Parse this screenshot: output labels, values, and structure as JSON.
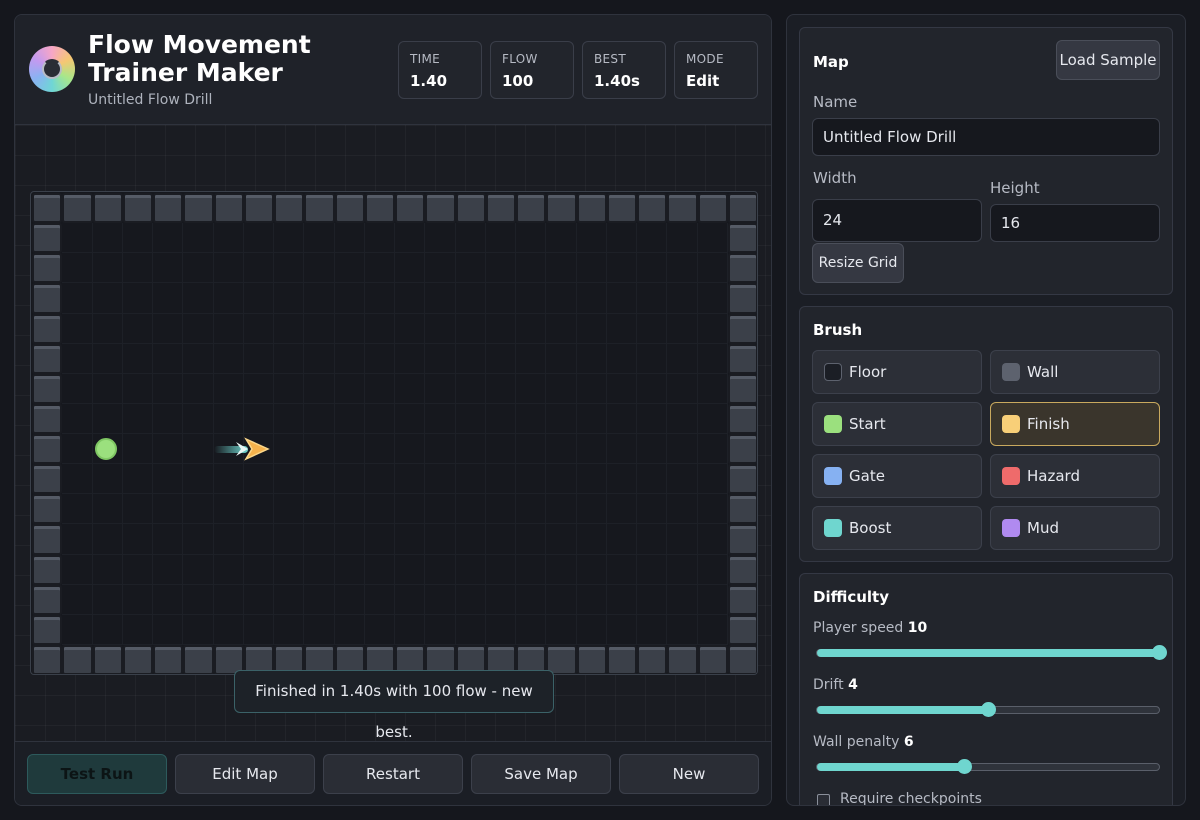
{
  "app": {
    "title": "Flow Movement Trainer Maker",
    "subtitle": "Untitled Flow Drill"
  },
  "stats": [
    {
      "label": "TIME",
      "value": "1.40"
    },
    {
      "label": "FLOW",
      "value": "100"
    },
    {
      "label": "BEST",
      "value": "1.40s"
    },
    {
      "label": "MODE",
      "value": "Edit"
    }
  ],
  "board": {
    "cols": 24,
    "rows": 16,
    "toast": "Finished in 1.40s with 100 flow - new best."
  },
  "footer": {
    "buttons": [
      "Test Run",
      "Edit Map",
      "Restart",
      "Save Map",
      "New"
    ]
  },
  "map": {
    "title": "Map",
    "load_sample": "Load Sample",
    "name_label": "Name",
    "name_value": "Untitled Flow Drill",
    "width_label": "Width",
    "width_value": "24",
    "height_label": "Height",
    "height_value": "16",
    "resize": "Resize Grid"
  },
  "brush": {
    "title": "Brush",
    "selected": "Finish",
    "items": [
      {
        "label": "Floor",
        "color": "#1b1e25"
      },
      {
        "label": "Wall",
        "color": "#5d626e"
      },
      {
        "label": "Start",
        "color": "#9be07e"
      },
      {
        "label": "Finish",
        "color": "#f8cf78"
      },
      {
        "label": "Gate",
        "color": "#86b1f2"
      },
      {
        "label": "Hazard",
        "color": "#ef6b6b"
      },
      {
        "label": "Boost",
        "color": "#6fd6cf"
      },
      {
        "label": "Mud",
        "color": "#b08af0"
      }
    ]
  },
  "difficulty": {
    "title": "Difficulty",
    "sliders": [
      {
        "label": "Player speed",
        "value": 10,
        "fraction": 1.0
      },
      {
        "label": "Drift",
        "value": 4,
        "fraction": 0.5
      },
      {
        "label": "Wall penalty",
        "value": 6,
        "fraction": 0.43
      }
    ],
    "checkbox_label": "Require checkpoints"
  },
  "colors": {
    "accent": "#6fd6cf",
    "highlight": "#c9a95e"
  }
}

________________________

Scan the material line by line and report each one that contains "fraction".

## Task response
        "fraction": 1.0
        "fraction": 0.5
        "fraction": 0.43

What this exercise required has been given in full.